- In FY2017 and FY2018, there should be a series of national dialogues among private contractors and members of the Weatherization network for the purpose of developing a better understanding of WAP programs by contractors, and identifying best practices and shared interests between the two groups that can become the foundation to improve the alignment of residential energy efficiency programs.
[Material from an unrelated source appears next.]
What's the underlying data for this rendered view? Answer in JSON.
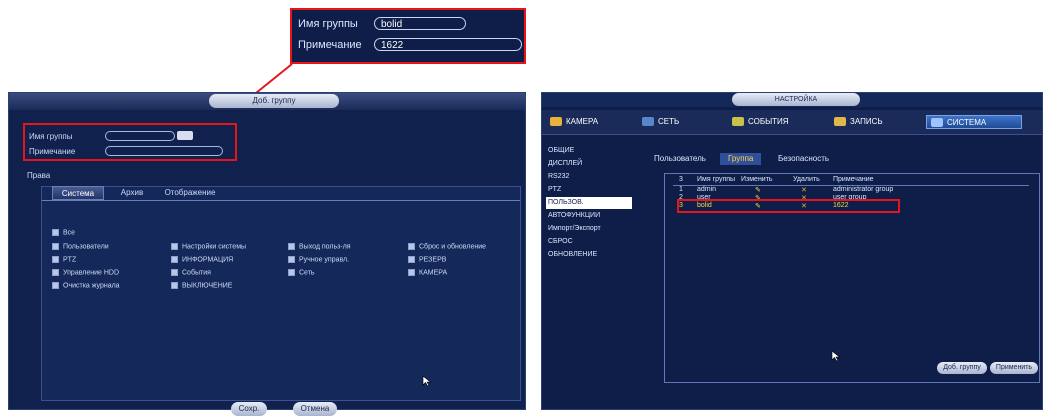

This dialogue should take place in connection with existing national or regional conferences where contractors and members of the WAP network will be in attendance (to avoid unnecessary costs).
- The DOE Office of Weatherization and Intergovernmental programs should be authorized to streamline the process for approving energy efficiency measures for inclusion in the Weatherization Assistance Program to advance innovative pilot programs and quickly approve adoption of new technologies for the benefit of low-income clients.
1 U.S. DOE http://www.energy.gov/public-services/homes/heating-cooling
2 While both the Weatherization Assistance Programs and the home performance programs that provide home energy upgrades to non-low-income families are “home performance” programs and a part of the same industry, for the purposes of this paper we refer to them as WAP and HPI to better distinguish the unique characteristics of each.
3 “Automated M&V” or “auto-M&V” is a process that utilizes analytic tools and services that provide automated, ongoing analysis of energy consumption data in order to monitor and measure the energy savings in a home. By understanding how the home used energy before and after a retrofit on a near real-time basis, a program can better understand if energy savings are being realized and if the project was installed properly. With the investments in the smart grid, interval meters, home energy monitoring systems, and equipment with embedded communications technology, there is growing discussion about using these data analytic tools to complement and/or replace expensive and intrusive EM&V. It is also referred to as, or as a part of, “EM&V 2.0”.